Exercise brief:
Only lines that contain the string "Aborted" should be returned from the material below.

......

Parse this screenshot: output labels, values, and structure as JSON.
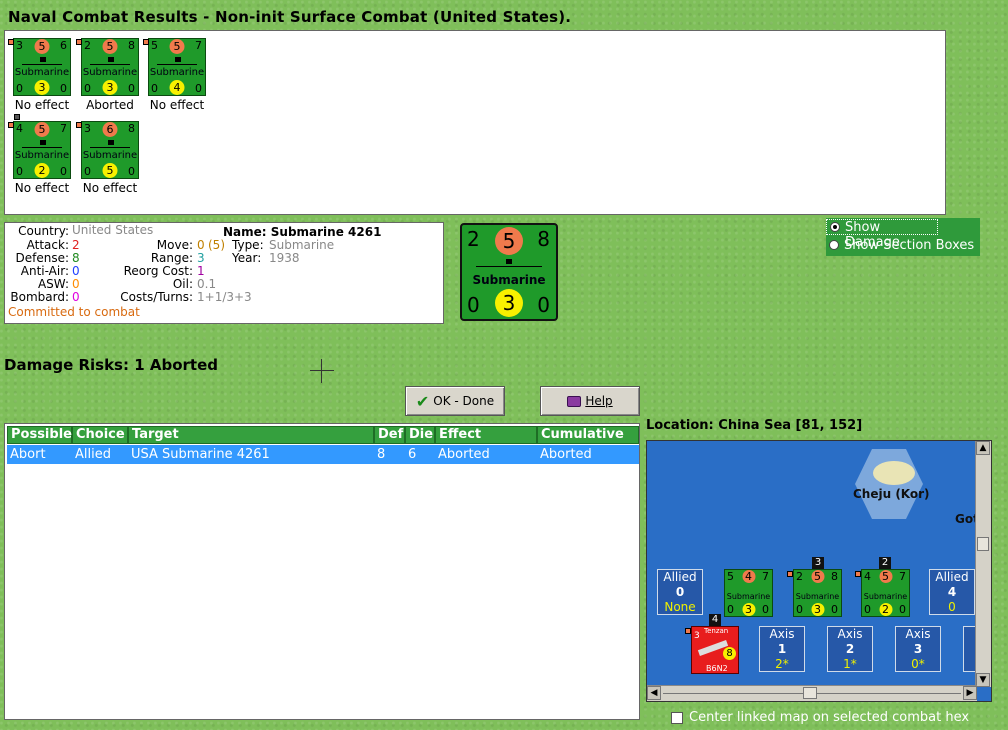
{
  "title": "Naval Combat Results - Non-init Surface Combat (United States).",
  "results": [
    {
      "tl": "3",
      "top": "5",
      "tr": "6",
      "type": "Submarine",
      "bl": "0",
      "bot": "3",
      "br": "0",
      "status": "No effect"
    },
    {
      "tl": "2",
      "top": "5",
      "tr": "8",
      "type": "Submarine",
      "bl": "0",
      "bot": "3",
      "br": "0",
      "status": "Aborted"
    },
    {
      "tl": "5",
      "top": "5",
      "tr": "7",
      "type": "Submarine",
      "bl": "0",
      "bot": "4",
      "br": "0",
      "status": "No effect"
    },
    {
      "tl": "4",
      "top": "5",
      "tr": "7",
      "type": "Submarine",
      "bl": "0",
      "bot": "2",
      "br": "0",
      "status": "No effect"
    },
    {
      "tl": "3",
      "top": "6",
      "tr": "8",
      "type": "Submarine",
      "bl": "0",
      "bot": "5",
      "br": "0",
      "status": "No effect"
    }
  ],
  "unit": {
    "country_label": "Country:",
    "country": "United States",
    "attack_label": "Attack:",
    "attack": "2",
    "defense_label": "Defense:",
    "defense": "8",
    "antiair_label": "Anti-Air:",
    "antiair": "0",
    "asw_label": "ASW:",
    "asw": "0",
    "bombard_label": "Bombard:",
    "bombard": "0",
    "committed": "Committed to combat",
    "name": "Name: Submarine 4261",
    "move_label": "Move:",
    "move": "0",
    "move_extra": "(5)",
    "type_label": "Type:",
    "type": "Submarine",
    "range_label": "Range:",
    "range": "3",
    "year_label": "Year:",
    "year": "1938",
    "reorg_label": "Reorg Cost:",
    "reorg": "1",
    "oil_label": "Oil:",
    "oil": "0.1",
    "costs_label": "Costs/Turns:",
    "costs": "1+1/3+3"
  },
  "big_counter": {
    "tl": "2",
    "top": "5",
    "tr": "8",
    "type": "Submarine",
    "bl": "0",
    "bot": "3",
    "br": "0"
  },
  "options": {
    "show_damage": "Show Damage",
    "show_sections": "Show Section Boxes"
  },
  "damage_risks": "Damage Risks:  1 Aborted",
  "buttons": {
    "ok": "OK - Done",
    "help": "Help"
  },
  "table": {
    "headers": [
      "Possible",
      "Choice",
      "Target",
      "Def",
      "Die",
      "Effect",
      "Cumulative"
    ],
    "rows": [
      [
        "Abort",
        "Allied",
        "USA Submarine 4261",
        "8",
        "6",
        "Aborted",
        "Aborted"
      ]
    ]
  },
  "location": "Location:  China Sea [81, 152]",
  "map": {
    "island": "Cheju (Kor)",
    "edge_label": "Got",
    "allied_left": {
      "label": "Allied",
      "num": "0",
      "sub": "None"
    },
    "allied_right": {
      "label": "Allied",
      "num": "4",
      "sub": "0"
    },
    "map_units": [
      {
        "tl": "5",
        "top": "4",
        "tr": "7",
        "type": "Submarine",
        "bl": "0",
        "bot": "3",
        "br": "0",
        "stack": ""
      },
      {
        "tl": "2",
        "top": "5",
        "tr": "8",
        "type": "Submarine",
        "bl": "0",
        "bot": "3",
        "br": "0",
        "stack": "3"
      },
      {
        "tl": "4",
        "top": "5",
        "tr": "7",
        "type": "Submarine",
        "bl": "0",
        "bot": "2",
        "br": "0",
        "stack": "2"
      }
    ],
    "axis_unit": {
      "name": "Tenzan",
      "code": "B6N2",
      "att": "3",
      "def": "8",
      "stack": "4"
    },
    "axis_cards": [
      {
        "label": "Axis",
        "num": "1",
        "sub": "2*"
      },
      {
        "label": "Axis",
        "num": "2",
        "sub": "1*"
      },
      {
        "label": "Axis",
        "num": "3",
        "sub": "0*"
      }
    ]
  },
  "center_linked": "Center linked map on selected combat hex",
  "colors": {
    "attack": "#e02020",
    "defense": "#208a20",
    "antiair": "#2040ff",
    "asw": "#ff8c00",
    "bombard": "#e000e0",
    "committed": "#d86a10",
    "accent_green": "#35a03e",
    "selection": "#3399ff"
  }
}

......

Solution to the exercise:
      "status": "Aborted"
  "damage_risks": "Damage Risks:  1 Aborted",
        "Aborted",
        "Aborted"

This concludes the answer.